### [Task goal]
Scan the listing below for the string "سبيدر" and copy each line where it turns up.

━━━━━ Working data ━━━━━

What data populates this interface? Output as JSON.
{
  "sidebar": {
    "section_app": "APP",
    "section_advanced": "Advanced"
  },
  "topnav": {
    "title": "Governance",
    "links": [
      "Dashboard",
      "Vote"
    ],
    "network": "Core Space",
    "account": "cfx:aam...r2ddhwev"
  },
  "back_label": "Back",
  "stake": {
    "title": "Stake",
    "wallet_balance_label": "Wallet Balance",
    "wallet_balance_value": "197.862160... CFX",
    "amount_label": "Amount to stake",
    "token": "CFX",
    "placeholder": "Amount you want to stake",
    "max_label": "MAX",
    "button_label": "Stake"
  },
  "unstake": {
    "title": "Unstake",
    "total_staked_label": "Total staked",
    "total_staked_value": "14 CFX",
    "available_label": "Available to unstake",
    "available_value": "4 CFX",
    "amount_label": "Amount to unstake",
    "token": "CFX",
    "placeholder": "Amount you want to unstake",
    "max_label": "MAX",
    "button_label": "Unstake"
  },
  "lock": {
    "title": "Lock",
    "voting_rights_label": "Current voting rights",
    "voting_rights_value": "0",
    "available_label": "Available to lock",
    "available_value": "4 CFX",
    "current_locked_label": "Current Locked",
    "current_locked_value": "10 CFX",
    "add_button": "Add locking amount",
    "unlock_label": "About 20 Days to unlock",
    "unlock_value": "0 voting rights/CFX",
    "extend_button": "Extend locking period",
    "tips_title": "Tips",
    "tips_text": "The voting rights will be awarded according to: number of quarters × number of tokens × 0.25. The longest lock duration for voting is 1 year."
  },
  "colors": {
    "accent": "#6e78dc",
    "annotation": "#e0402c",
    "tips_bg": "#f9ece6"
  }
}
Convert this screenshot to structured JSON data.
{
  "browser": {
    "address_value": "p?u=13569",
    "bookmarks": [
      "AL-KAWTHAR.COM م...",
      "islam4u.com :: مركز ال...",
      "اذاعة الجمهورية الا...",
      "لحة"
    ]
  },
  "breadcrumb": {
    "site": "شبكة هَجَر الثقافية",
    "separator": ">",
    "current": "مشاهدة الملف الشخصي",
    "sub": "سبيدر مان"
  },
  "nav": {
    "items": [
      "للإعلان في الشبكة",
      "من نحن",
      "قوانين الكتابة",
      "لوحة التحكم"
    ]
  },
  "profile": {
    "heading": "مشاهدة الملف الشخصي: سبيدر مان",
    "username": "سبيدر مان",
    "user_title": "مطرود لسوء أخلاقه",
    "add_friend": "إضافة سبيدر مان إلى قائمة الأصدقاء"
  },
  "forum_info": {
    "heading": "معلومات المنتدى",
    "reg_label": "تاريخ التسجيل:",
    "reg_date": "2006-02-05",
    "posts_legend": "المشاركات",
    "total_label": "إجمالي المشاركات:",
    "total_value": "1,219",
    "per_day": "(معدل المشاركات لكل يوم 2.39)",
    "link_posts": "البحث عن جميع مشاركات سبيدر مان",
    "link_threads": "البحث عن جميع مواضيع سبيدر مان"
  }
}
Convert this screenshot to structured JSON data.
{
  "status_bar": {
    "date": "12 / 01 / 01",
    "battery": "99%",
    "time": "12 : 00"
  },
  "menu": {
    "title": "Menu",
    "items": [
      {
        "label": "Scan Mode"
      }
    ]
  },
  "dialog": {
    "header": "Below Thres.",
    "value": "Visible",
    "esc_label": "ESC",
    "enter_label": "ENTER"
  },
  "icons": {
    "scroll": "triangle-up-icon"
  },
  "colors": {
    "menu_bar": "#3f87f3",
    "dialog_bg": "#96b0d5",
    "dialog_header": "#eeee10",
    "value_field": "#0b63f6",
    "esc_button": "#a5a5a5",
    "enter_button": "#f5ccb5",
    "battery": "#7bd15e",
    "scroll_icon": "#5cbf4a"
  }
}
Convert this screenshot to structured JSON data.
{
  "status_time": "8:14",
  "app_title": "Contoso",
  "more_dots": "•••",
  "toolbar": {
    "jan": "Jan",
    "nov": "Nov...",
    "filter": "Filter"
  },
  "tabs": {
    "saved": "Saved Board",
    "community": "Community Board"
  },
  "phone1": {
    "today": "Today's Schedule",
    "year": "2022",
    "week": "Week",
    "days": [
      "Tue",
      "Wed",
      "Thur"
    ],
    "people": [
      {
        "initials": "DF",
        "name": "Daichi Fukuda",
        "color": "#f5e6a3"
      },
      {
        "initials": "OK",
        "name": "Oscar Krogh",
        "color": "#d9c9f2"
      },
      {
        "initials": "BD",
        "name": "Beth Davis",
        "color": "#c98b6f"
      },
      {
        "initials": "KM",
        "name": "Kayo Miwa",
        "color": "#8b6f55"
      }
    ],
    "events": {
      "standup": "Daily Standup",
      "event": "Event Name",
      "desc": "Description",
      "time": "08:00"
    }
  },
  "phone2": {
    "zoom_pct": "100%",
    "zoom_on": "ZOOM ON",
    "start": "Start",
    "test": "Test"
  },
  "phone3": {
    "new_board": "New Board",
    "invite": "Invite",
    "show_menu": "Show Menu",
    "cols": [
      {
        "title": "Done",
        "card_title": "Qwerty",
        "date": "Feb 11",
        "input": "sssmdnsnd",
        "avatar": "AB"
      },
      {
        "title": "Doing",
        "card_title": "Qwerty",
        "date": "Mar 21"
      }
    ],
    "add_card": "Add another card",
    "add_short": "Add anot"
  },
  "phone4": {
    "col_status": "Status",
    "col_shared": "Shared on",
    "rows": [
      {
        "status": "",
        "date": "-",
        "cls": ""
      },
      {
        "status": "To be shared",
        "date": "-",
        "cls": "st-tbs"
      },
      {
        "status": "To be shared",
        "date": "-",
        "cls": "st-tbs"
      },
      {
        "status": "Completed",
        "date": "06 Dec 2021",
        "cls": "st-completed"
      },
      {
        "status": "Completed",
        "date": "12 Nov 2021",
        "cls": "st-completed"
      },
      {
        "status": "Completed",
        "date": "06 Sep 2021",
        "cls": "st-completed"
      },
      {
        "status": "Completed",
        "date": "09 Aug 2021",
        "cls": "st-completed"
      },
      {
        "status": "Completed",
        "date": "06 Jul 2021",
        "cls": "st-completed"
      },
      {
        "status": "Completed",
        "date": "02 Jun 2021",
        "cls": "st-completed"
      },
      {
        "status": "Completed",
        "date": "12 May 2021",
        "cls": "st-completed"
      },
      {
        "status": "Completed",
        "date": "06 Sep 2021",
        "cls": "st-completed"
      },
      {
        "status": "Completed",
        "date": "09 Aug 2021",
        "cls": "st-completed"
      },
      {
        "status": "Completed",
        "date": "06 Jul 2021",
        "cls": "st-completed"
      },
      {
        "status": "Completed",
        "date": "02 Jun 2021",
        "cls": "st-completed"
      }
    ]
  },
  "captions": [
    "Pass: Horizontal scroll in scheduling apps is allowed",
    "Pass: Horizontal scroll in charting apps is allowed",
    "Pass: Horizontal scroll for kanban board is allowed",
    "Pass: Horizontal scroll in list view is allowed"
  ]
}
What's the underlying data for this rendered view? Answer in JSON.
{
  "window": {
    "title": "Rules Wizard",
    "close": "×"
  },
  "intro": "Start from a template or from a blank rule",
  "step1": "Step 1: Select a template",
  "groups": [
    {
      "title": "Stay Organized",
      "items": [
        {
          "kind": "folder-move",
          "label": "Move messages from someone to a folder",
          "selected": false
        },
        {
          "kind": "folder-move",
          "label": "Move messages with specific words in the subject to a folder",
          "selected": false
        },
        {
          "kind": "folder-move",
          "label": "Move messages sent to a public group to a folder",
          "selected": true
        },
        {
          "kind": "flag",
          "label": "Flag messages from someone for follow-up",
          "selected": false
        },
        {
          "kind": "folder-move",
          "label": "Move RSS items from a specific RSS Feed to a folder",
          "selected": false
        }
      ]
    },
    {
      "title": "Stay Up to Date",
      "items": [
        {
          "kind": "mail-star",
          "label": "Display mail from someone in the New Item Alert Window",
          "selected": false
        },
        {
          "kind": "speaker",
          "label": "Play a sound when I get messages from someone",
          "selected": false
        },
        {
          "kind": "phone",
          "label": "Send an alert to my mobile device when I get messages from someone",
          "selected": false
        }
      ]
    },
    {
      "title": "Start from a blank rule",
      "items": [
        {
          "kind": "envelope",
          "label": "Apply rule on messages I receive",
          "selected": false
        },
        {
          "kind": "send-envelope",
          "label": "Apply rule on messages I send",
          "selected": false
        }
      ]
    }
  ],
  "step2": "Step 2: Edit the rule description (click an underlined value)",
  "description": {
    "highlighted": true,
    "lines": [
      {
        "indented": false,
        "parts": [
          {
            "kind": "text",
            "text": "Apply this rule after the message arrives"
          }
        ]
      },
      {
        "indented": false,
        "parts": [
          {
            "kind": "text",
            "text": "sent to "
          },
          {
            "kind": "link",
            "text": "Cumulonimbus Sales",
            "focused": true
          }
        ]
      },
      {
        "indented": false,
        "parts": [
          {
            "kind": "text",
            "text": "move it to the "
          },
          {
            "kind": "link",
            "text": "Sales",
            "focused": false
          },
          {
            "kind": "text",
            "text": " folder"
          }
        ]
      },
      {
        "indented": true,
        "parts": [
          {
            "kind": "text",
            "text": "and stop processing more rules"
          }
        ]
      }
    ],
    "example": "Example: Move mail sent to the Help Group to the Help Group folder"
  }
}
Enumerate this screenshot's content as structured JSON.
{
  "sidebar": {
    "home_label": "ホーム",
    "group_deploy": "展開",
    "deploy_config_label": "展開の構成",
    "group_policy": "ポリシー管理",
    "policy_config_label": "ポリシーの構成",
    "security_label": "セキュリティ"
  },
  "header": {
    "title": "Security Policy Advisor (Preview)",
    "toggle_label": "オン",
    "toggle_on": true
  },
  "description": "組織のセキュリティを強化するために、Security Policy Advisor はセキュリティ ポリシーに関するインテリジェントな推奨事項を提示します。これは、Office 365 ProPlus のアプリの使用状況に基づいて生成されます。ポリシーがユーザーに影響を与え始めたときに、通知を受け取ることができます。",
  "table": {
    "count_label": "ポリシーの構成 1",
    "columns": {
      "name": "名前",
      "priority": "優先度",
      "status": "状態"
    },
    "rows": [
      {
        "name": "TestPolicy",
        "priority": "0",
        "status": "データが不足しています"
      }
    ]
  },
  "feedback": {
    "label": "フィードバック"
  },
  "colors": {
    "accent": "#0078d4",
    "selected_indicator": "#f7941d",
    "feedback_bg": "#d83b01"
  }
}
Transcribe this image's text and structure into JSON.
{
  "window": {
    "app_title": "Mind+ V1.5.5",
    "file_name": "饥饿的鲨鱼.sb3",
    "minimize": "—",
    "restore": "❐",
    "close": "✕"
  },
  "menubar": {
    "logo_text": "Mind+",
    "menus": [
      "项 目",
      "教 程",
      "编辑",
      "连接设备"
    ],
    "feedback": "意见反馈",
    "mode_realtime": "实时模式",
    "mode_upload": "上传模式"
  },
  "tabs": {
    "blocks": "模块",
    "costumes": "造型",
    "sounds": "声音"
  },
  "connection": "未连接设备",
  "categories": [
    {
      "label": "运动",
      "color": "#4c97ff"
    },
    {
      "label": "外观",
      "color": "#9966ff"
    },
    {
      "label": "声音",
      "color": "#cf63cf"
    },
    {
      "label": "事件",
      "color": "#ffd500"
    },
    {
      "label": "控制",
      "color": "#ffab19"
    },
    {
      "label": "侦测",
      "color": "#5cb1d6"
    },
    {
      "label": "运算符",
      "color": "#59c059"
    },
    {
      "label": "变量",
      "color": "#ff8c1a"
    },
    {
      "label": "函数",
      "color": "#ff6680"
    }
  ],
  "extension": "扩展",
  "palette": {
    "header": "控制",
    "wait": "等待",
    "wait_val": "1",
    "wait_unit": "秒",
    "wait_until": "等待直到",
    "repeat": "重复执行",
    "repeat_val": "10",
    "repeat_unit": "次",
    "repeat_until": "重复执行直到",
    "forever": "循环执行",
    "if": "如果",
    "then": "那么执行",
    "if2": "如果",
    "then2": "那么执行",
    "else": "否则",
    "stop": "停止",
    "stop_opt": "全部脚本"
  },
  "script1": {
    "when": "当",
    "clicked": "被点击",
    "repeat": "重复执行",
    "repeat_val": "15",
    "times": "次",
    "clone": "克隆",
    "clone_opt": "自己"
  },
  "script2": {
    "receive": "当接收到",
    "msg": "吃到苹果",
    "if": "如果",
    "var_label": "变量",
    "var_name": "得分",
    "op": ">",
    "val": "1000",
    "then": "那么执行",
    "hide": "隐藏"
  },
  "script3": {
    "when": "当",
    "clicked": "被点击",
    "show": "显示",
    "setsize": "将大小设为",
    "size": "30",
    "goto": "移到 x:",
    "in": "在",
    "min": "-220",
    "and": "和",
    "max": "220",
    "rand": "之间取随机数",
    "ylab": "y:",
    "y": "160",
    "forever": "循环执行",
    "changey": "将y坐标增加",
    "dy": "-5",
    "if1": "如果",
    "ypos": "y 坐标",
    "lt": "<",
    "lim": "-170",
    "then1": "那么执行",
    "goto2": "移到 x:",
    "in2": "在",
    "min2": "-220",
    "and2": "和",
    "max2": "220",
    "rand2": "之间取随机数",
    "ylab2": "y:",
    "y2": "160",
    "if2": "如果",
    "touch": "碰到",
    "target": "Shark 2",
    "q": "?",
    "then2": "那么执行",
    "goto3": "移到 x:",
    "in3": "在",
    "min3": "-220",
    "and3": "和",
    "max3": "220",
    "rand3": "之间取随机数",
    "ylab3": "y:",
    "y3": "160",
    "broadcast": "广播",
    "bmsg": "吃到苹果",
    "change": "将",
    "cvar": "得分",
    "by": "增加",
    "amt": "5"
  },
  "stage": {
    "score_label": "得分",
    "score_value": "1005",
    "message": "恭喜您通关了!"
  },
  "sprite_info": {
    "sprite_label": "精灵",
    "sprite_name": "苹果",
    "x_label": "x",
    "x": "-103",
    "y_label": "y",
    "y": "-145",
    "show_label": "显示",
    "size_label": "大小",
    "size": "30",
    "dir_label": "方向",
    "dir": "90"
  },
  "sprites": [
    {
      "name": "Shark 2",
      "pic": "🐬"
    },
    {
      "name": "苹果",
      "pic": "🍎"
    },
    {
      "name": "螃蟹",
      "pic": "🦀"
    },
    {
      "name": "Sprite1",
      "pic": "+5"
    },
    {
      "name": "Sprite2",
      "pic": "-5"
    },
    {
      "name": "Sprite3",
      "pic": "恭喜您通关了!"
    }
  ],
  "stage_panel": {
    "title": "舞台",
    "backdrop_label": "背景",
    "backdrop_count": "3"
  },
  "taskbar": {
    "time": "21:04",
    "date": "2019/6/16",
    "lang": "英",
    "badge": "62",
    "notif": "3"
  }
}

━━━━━

### [Exercise result]
    "sub": "سبيدر مان"
    "heading": "مشاهدة الملف الشخصي: سبيدر مان",
    "username": "سبيدر مان",
    "add_friend": "إضافة سبيدر مان إلى قائمة الأصدقاء"
    "link_posts": "البحث عن جميع مشاركات سبيدر مان",
    "link_threads": "البحث عن جميع مواضيع سبيدر مان"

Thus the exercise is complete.